EXTRACTED MATERIAL:
════════════════════
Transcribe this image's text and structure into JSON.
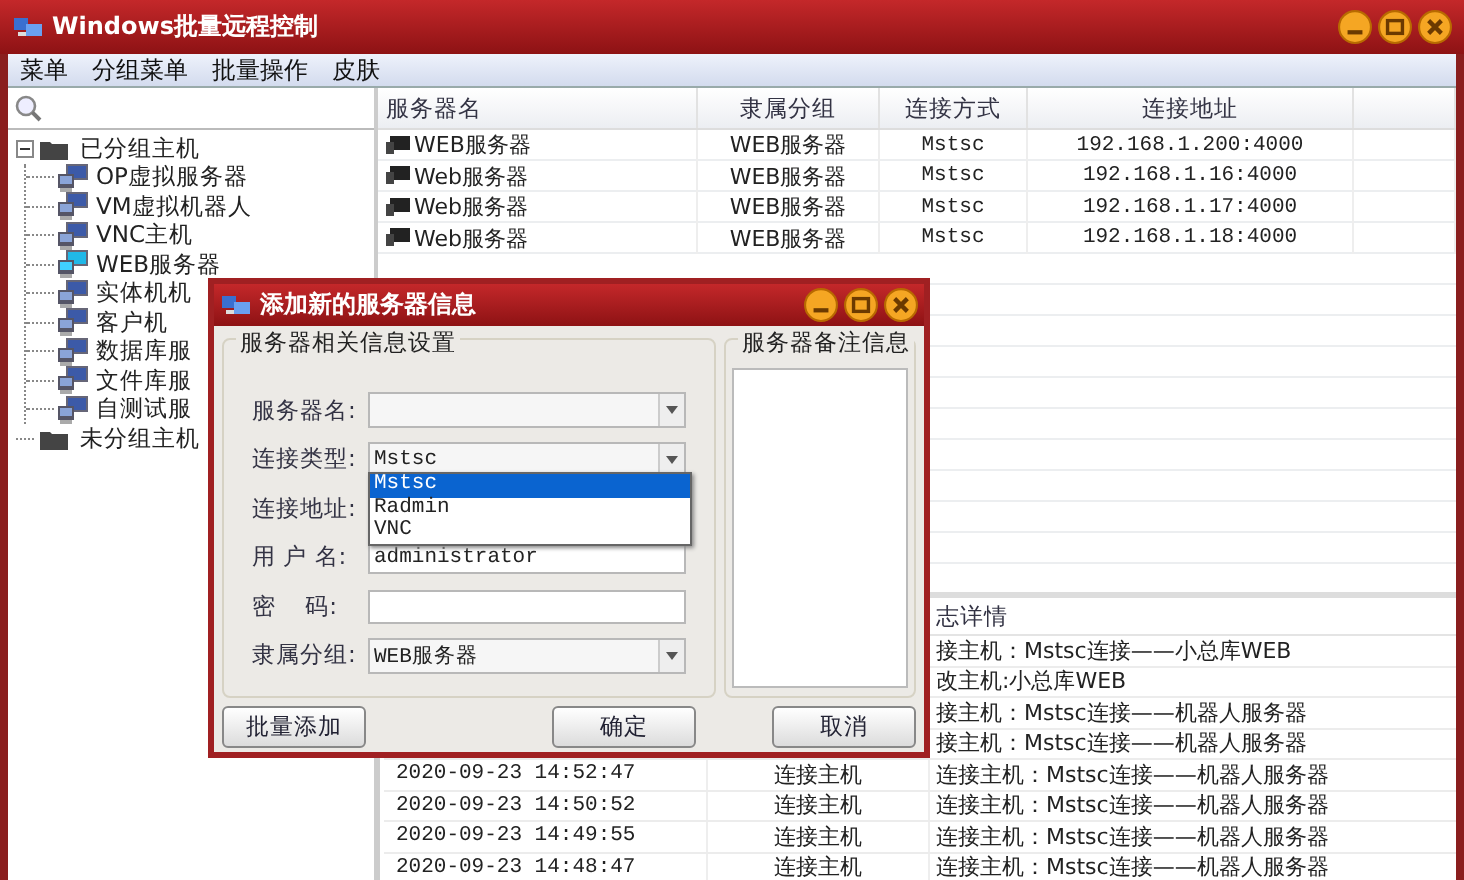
{
  "window": {
    "title": "Windows批量远程控制"
  },
  "menu": [
    "菜单",
    "分组菜单",
    "批量操作",
    "皮肤"
  ],
  "tree": [
    {
      "label": "已分组主机",
      "expanded": true,
      "children": [
        {
          "label": "OP虚拟服务器",
          "selected": false
        },
        {
          "label": "VM虚拟机器人",
          "selected": false
        },
        {
          "label": "VNC主机",
          "selected": false
        },
        {
          "label": "WEB服务器",
          "selected": true
        },
        {
          "label": "实体机机",
          "selected": false
        },
        {
          "label": "客户机",
          "selected": false
        },
        {
          "label": "数据库服",
          "selected": false
        },
        {
          "label": "文件库服",
          "selected": false
        },
        {
          "label": "自测试服",
          "selected": false
        }
      ]
    },
    {
      "label": "未分组主机"
    }
  ],
  "servers": {
    "columns": [
      "服务器名",
      "隶属分组",
      "连接方式",
      "连接地址"
    ],
    "rows": [
      {
        "name": "WEB服务器",
        "group": "WEB服务器",
        "method": "Mstsc",
        "address": "192.168.1.200:4000"
      },
      {
        "name": "Web服务器",
        "group": "WEB服务器",
        "method": "Mstsc",
        "address": "192.168.1.16:4000"
      },
      {
        "name": "Web服务器",
        "group": "WEB服务器",
        "method": "Mstsc",
        "address": "192.168.1.17:4000"
      },
      {
        "name": "Web服务器",
        "group": "WEB服务器",
        "method": "Mstsc",
        "address": "192.168.1.18:4000"
      }
    ]
  },
  "log": {
    "header": "志详情",
    "rows": [
      {
        "detail": "接主机：Mstsc连接——小总库WEB"
      },
      {
        "detail": "改主机:小总库WEB"
      },
      {
        "detail": "接主机：Mstsc连接——机器人服务器"
      },
      {
        "detail": "接主机：Mstsc连接——机器人服务器"
      },
      {
        "time": "2020-09-23 14:52:47",
        "action": "连接主机",
        "detail": "连接主机：Mstsc连接——机器人服务器"
      },
      {
        "time": "2020-09-23 14:50:52",
        "action": "连接主机",
        "detail": "连接主机：Mstsc连接——机器人服务器"
      },
      {
        "time": "2020-09-23 14:49:55",
        "action": "连接主机",
        "detail": "连接主机：Mstsc连接——机器人服务器"
      },
      {
        "time": "2020-09-23 14:48:47",
        "action": "连接主机",
        "detail": "连接主机：Mstsc连接——机器人服务器"
      }
    ]
  },
  "dialog": {
    "title": "添加新的服务器信息",
    "settings_group": "服务器相关信息设置",
    "notes_group": "服务器备注信息",
    "fields": [
      {
        "label": "服务器名:",
        "kind": "combo"
      },
      {
        "label": "连接类型:",
        "kind": "combo",
        "value": "Mstsc"
      },
      {
        "label": "连接地址:",
        "kind": "hidden"
      },
      {
        "label": "用 户 名:",
        "kind": "text",
        "value": "administrator"
      },
      {
        "label": "密    码:",
        "kind": "text"
      },
      {
        "label": "隶属分组:",
        "kind": "combo",
        "value": "WEB服务器"
      }
    ],
    "dropdown": [
      {
        "label": "Mstsc",
        "selected": true
      },
      {
        "label": "Radmin",
        "selected": false
      },
      {
        "label": "VNC",
        "selected": false
      }
    ],
    "buttons": [
      "批量添加",
      "确定",
      "取消"
    ]
  }
}
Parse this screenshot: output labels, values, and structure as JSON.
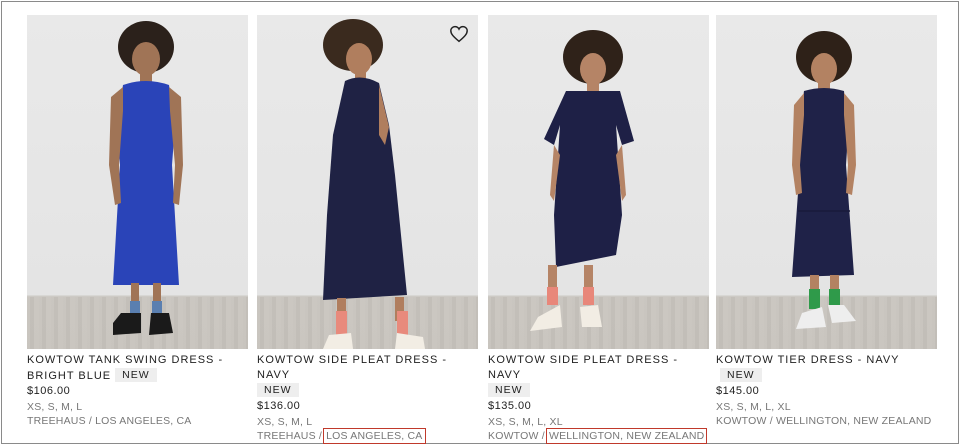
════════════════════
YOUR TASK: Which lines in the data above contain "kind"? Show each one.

EXERCISE OUTPUT:
        "kind": "combo"
        "kind": "combo",
        "kind": "hidden"
        "kind": "text",
        "kind": "text"
        "kind": "combo",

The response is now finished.